## Task description
Output each of the entries exactly, skipping every picture they contain.
* * * * *
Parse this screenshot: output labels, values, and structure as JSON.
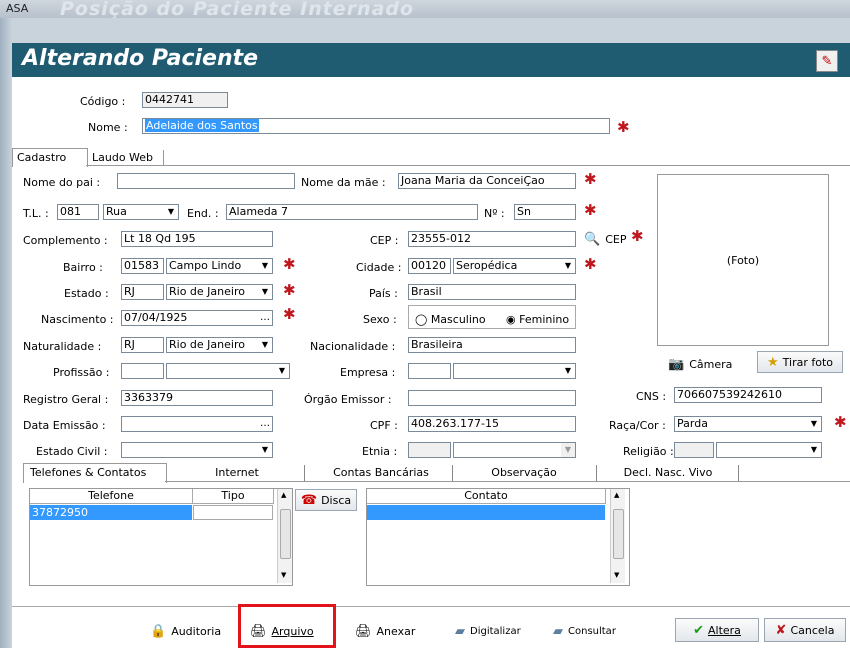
{
  "window": {
    "title": "ASA",
    "ghost_title": "Posição do Paciente Internado"
  },
  "banner": {
    "title": "Alterando Paciente",
    "pin_icon": "pin-icon"
  },
  "header": {
    "codigo_label": "Código :",
    "codigo_value": "0442741",
    "nome_label": "Nome :",
    "nome_value": "Adelaide dos Santos"
  },
  "tabs": {
    "cadastro": "Cadastro",
    "laudo": "Laudo Web"
  },
  "form": {
    "pai_label": "Nome do pai :",
    "pai_value": "",
    "mae_label": "Nome da mãe :",
    "mae_value": "Joana Maria da ConceiÇao",
    "tl_label": "T.L. :",
    "tl_code": "081",
    "tl_type": "Rua",
    "end_label": "End. :",
    "end_value": "Alameda 7",
    "num_label": "Nº :",
    "num_value": "Sn",
    "comp_label": "Complemento :",
    "comp_value": "Lt 18 Qd 195",
    "cep_label": "CEP :",
    "cep_value": "23555-012",
    "cep_btn": "CEP",
    "bairro_label": "Bairro :",
    "bairro_code": "01583",
    "bairro_name": "Campo Lindo",
    "cidade_label": "Cidade :",
    "cidade_code": "00120",
    "cidade_name": "Seropédica",
    "estado_label": "Estado :",
    "estado_code": "RJ",
    "estado_name": "Rio de Janeiro",
    "pais_label": "País :",
    "pais_value": "Brasil",
    "nasc_label": "Nascimento :",
    "nasc_value": "07/04/1925",
    "sexo_label": "Sexo :",
    "sexo_m": "Masculino",
    "sexo_f": "Feminino",
    "nat_label": "Naturalidade :",
    "nat_code": "RJ",
    "nat_name": "Rio de Janeiro",
    "nac_label": "Nacionalidade :",
    "nac_value": "Brasileira",
    "prof_label": "Profissão :",
    "empresa_label": "Empresa :",
    "rg_label": "Registro Geral :",
    "rg_value": "3363379",
    "orgao_label": "Órgão Emissor :",
    "cns_label": "CNS :",
    "cns_value": "706607539242610",
    "data_label": "Data Emissão :",
    "cpf_label": "CPF :",
    "cpf_value": "408.263.177-15",
    "raca_label": "Raça/Cor :",
    "raca_value": "Parda",
    "civil_label": "Estado Civil :",
    "etnia_label": "Etnia :",
    "religiao_label": "Religião :",
    "foto_label": "(Foto)",
    "camera_btn": "Câmera",
    "tirar_btn": "Tirar foto"
  },
  "contact_tabs": [
    "Telefones & Contatos",
    "Internet",
    "Contas Bancárias",
    "Observação",
    "Decl. Nasc. Vivo"
  ],
  "phones": {
    "col_telefone": "Telefone",
    "col_tipo": "Tipo",
    "rows": [
      {
        "telefone": "37872950",
        "tipo": ""
      }
    ],
    "disca_btn": "Disca",
    "col_contato": "Contato"
  },
  "footer": {
    "auditoria": "Auditoria",
    "arquivo": "Arquivo",
    "anexar": "Anexar",
    "digitalizar": "Digitalizar",
    "consultar": "Consultar",
    "altera": "Altera",
    "cancela": "Cancela"
  },
  "colors": {
    "banner": "#1f5c72",
    "required": "#c0161d",
    "highlight": "#e3131b",
    "selection": "#3399ff"
  }
}
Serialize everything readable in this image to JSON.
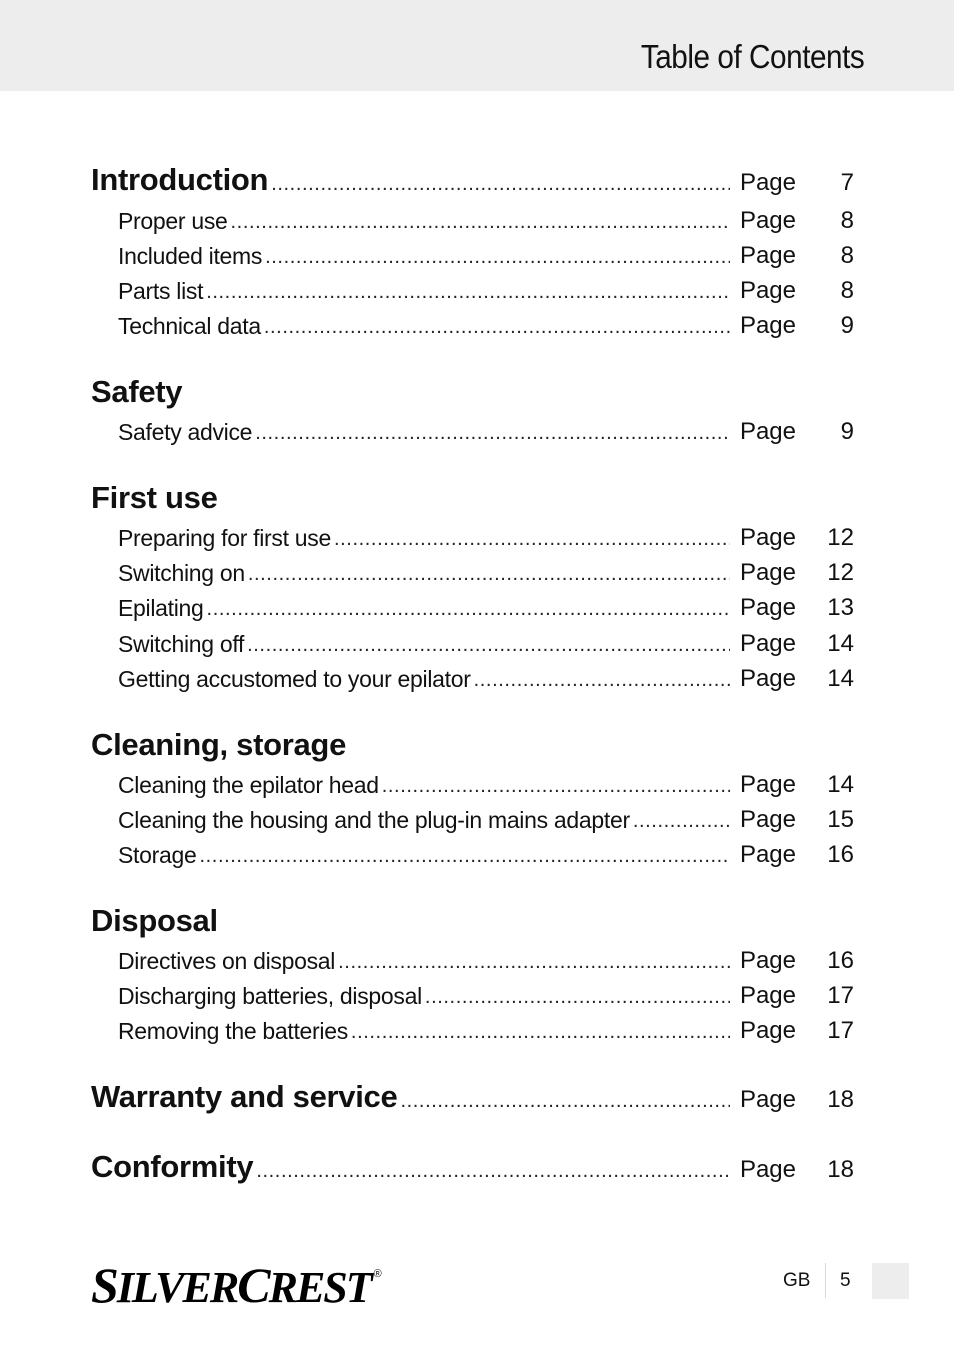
{
  "header": {
    "title": "Table of Contents"
  },
  "toc": {
    "page_word": "Page",
    "sections": [
      {
        "title": "Introduction",
        "page": "7",
        "items": [
          {
            "label": "Proper use",
            "page": "8"
          },
          {
            "label": "Included items",
            "page": "8"
          },
          {
            "label": "Parts list",
            "page": "8"
          },
          {
            "label": "Technical data",
            "page": "9"
          }
        ]
      },
      {
        "title": "Safety",
        "page": null,
        "items": [
          {
            "label": "Safety advice",
            "page": "9"
          }
        ]
      },
      {
        "title": "First use",
        "page": null,
        "items": [
          {
            "label": "Preparing for first use",
            "page": "12"
          },
          {
            "label": "Switching on",
            "page": "12"
          },
          {
            "label": "Epilating",
            "page": "13"
          },
          {
            "label": "Switching off",
            "page": "14"
          },
          {
            "label": "Getting accustomed to your epilator",
            "page": "14"
          }
        ]
      },
      {
        "title": "Cleaning, storage",
        "page": null,
        "items": [
          {
            "label": "Cleaning the epilator head",
            "page": "14"
          },
          {
            "label": "Cleaning the housing and the plug-in mains adapter",
            "page": "15"
          },
          {
            "label": "Storage",
            "page": "16"
          }
        ]
      },
      {
        "title": "Disposal",
        "page": null,
        "items": [
          {
            "label": "Directives on disposal",
            "page": "16"
          },
          {
            "label": "Discharging batteries, disposal",
            "page": "17"
          },
          {
            "label": "Removing the batteries",
            "page": "17"
          }
        ]
      },
      {
        "title": "Warranty and service",
        "page": "18",
        "items": []
      },
      {
        "title": "Conformity",
        "page": "18",
        "items": []
      }
    ]
  },
  "footer": {
    "brand": "SilverCrest",
    "brand_s": "S",
    "brand_ilver": "ILVER",
    "brand_c": "C",
    "brand_rest": "REST",
    "registered": "®",
    "language": "GB",
    "page_number": "5"
  }
}
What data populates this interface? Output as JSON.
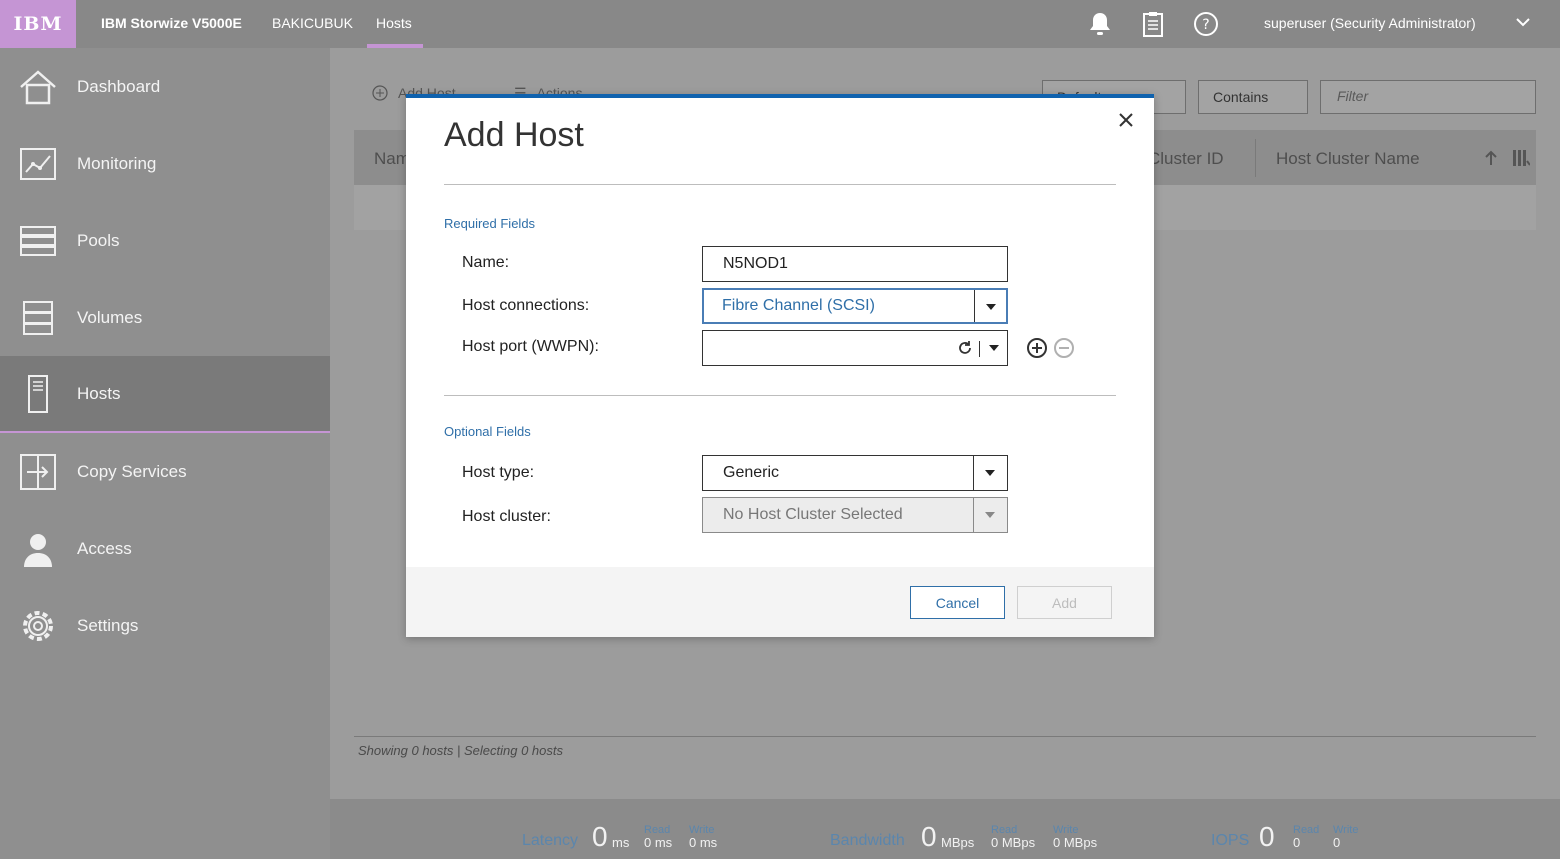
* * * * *
## Solution to this task
Parse this screenshot: output labels, values, and structure as JSON.
{
  "window": {
    "title": "ASA",
    "ghost_title": "Posição do Paciente Internado"
  },
  "banner": {
    "title": "Alterando Paciente",
    "pin_icon": "pin-icon"
  },
  "header": {
    "codigo_label": "Código :",
    "codigo_value": "0442741",
    "nome_label": "Nome :",
    "nome_value": "Adelaide dos Santos"
  },
  "tabs": {
    "cadastro": "Cadastro",
    "laudo": "Laudo Web"
  },
  "form": {
    "pai_label": "Nome do pai :",
    "pai_value": "",
    "mae_label": "Nome da mãe :",
    "mae_value": "Joana Maria da ConceiÇao",
    "tl_label": "T.L. :",
    "tl_code": "081",
    "tl_type": "Rua",
    "end_label": "End. :",
    "end_value": "Alameda 7",
    "num_label": "Nº :",
    "num_value": "Sn",
    "comp_label": "Complemento :",
    "comp_value": "Lt 18 Qd 195",
    "cep_label": "CEP :",
    "cep_value": "23555-012",
    "cep_btn": "CEP",
    "bairro_label": "Bairro :",
    "bairro_code": "01583",
    "bairro_name": "Campo Lindo",
    "cidade_label": "Cidade :",
    "cidade_code": "00120",
    "cidade_name": "Seropédica",
    "estado_label": "Estado :",
    "estado_code": "RJ",
    "estado_name": "Rio de Janeiro",
    "pais_label": "País :",
    "pais_value": "Brasil",
    "nasc_label": "Nascimento :",
    "nasc_value": "07/04/1925",
    "sexo_label": "Sexo :",
    "sexo_m": "Masculino",
    "sexo_f": "Feminino",
    "nat_label": "Naturalidade :",
    "nat_code": "RJ",
    "nat_name": "Rio de Janeiro",
    "nac_label": "Nacionalidade :",
    "nac_value": "Brasileira",
    "prof_label": "Profissão :",
    "empresa_label": "Empresa :",
    "rg_label": "Registro Geral :",
    "rg_value": "3363379",
    "orgao_label": "Órgão Emissor :",
    "cns_label": "CNS :",
    "cns_value": "706607539242610",
    "data_label": "Data Emissão :",
    "cpf_label": "CPF :",
    "cpf_value": "408.263.177-15",
    "raca_label": "Raça/Cor :",
    "raca_value": "Parda",
    "civil_label": "Estado Civil :",
    "etnia_label": "Etnia :",
    "religiao_label": "Religião :",
    "foto_label": "(Foto)",
    "camera_btn": "Câmera",
    "tirar_btn": "Tirar foto"
  },
  "contact_tabs": [
    "Telefones & Contatos",
    "Internet",
    "Contas Bancárias",
    "Observação",
    "Decl. Nasc. Vivo"
  ],
  "phones": {
    "col_telefone": "Telefone",
    "col_tipo": "Tipo",
    "rows": [
      {
        "telefone": "37872950",
        "tipo": ""
      }
    ],
    "disca_btn": "Disca",
    "col_contato": "Contato"
  },
  "footer": {
    "auditoria": "Auditoria",
    "arquivo": "Arquivo",
    "anexar": "Anexar",
    "digitalizar": "Digitalizar",
    "consultar": "Consultar",
    "altera": "Altera",
    "cancela": "Cancela"
  },
  "colors": {
    "banner": "#1f5c72",
    "required": "#c0161d",
    "highlight": "#e3131b",
    "selection": "#3399ff"
  }
}
Serialize everything readable in this image to JSON.
{
  "header": {
    "title": "Table of Contents"
  },
  "toc": {
    "page_word": "Page",
    "sections": [
      {
        "title": "Introduction",
        "page": "7",
        "items": [
          {
            "label": "Proper use",
            "page": "8"
          },
          {
            "label": "Included items",
            "page": "8"
          },
          {
            "label": "Parts list",
            "page": "8"
          },
          {
            "label": "Technical data",
            "page": "9"
          }
        ]
      },
      {
        "title": "Safety",
        "page": null,
        "items": [
          {
            "label": "Safety advice",
            "page": "9"
          }
        ]
      },
      {
        "title": "First use",
        "page": null,
        "items": [
          {
            "label": "Preparing for first use",
            "page": "12"
          },
          {
            "label": "Switching on",
            "page": "12"
          },
          {
            "label": "Epilating",
            "page": "13"
          },
          {
            "label": "Switching off",
            "page": "14"
          },
          {
            "label": "Getting accustomed to your epilator",
            "page": "14"
          }
        ]
      },
      {
        "title": "Cleaning, storage",
        "page": null,
        "items": [
          {
            "label": "Cleaning the epilator head",
            "page": "14"
          },
          {
            "label": "Cleaning the housing and the plug-in mains adapter",
            "page": "15"
          },
          {
            "label": "Storage",
            "page": "16"
          }
        ]
      },
      {
        "title": "Disposal",
        "page": null,
        "items": [
          {
            "label": "Directives on disposal",
            "page": "16"
          },
          {
            "label": "Discharging batteries, disposal",
            "page": "17"
          },
          {
            "label": "Removing the batteries",
            "page": "17"
          }
        ]
      },
      {
        "title": "Warranty and service",
        "page": "18",
        "items": []
      },
      {
        "title": "Conformity",
        "page": "18",
        "items": []
      }
    ]
  },
  "footer": {
    "brand": "SilverCrest",
    "brand_s": "S",
    "brand_ilver": "ILVER",
    "brand_c": "C",
    "brand_rest": "REST",
    "registered": "®",
    "language": "GB",
    "page_number": "5"
  }
}
What data populates this interface? Output as JSON.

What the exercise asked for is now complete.